Father Wilson Miscamble, a professor at Notre Dame, brings us this news, that, in morally saner times, would be regarded as a bad attempt at a joke:
Notre Dame’s Board of Trustees gathers on campus this week. Committee meetings will be held on Thursday, followed by the full board meeting on Friday, and then the much-anticipated football game against Stanford on Saturday. Not much is expected to emerge from the meetings themselves. It will be appear to be business as usual. But in fact, something deeply troubling will have happened.
Sadly, at Notre Dame – as indeed at many other Catholic universities – many board members are essentially passive bystanders selected mainly for their “giving potential,” as it is delicately put, rather than for their qualifications to fulfill the serious responsibility mandated for them in Ex Corde Ecclesiaeto maintain and strengthen the Catholic identity of the university.
Board members are usually not deeply familiar with Catholic higher education. They are easily “guided” by the administration to desired decisions. Whatever their limitations, however, many are no doubt committed Catholics who genuinely want Notre Dame to be an authentically Catholic institution. And most trustees have not damaged Notre Dame’s mission as a Catholic university.
This is about to change at the October meeting, when Ms. Katie Washington will take her “junior trustee” position on the board, to which she was elected last May. Ms. Washington was Notre Dame’s 2010 valedictorian and is now enrolled at Johns Hopkins Medical School.
In 2012, she joined several of her medical school colleagues in authoring an op-ed piece in the Baltimore Sun criticizing the Catholic Church’s position on the Obamacare contraception/abortifacient mandate. She revealed her belief that all religious employers should be required by law to provide contraception and abortifacient coverage whatever their religiously grounded objections.
Her op-ed singled out “national Catholic leaders” for reproach, and specifically criticized then Cardinal-designate Edwin O’Brien of Baltimore. Her animosity to the Church’s position – the very one which Notre Dame has embraced in its lawsuit against the Obama administration – was clear. She has not subsequently qualified or retracted her statement.
She presumably favors the continued federal coercion of those like the Little Sisters of the Poor whose conscience forbids them to agree to morally objectionable Obamacare provisions. Nonetheless, this supporter of the Obama Administration’s assault on the religious liberty of institutions like Notre Dame has gained appointment to the governing board of the university.
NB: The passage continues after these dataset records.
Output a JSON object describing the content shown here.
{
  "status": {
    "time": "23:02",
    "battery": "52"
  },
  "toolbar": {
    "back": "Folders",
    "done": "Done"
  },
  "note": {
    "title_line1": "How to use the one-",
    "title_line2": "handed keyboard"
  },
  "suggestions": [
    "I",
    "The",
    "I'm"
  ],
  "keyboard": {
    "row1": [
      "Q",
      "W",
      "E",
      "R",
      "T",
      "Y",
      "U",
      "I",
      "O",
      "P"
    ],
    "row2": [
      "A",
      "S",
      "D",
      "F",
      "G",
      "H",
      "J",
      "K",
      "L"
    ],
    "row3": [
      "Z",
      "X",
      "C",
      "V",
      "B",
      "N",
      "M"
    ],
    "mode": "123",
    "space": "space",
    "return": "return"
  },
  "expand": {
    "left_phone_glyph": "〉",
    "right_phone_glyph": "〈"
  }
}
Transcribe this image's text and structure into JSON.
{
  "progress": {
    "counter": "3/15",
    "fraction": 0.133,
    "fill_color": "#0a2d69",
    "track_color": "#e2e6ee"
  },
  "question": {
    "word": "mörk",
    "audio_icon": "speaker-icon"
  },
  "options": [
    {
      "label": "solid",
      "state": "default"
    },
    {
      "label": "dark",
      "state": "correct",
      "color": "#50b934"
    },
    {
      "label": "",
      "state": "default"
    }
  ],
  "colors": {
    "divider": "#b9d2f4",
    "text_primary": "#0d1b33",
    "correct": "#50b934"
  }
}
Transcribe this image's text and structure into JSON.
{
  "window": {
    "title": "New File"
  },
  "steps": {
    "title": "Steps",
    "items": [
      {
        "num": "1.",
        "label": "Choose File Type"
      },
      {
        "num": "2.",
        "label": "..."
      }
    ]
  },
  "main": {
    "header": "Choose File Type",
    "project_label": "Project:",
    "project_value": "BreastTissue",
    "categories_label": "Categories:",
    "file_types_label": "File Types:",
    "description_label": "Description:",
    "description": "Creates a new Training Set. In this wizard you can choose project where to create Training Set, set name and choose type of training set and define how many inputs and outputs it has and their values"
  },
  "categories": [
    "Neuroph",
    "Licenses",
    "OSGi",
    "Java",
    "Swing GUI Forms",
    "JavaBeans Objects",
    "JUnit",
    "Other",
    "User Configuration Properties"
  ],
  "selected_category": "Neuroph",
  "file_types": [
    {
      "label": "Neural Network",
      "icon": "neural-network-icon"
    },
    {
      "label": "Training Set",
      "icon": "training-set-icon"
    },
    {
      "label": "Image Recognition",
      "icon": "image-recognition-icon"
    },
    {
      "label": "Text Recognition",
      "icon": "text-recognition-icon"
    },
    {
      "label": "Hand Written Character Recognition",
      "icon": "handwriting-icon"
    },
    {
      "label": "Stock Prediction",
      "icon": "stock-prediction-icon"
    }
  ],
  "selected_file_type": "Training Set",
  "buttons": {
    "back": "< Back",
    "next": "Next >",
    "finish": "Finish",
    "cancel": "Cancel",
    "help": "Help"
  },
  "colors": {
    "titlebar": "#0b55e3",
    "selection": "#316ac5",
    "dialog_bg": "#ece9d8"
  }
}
Regrettably, this appointment was made upon the initiative of University President Fr. John Jenkins and by vote of the twelve-member Board of Fellows, made up of six Holy Cross priests and six laypersons. It happened, however, without their being briefed on Ms. Washington’s hostility to religious liberty and Notre Dame’s claim of conscience.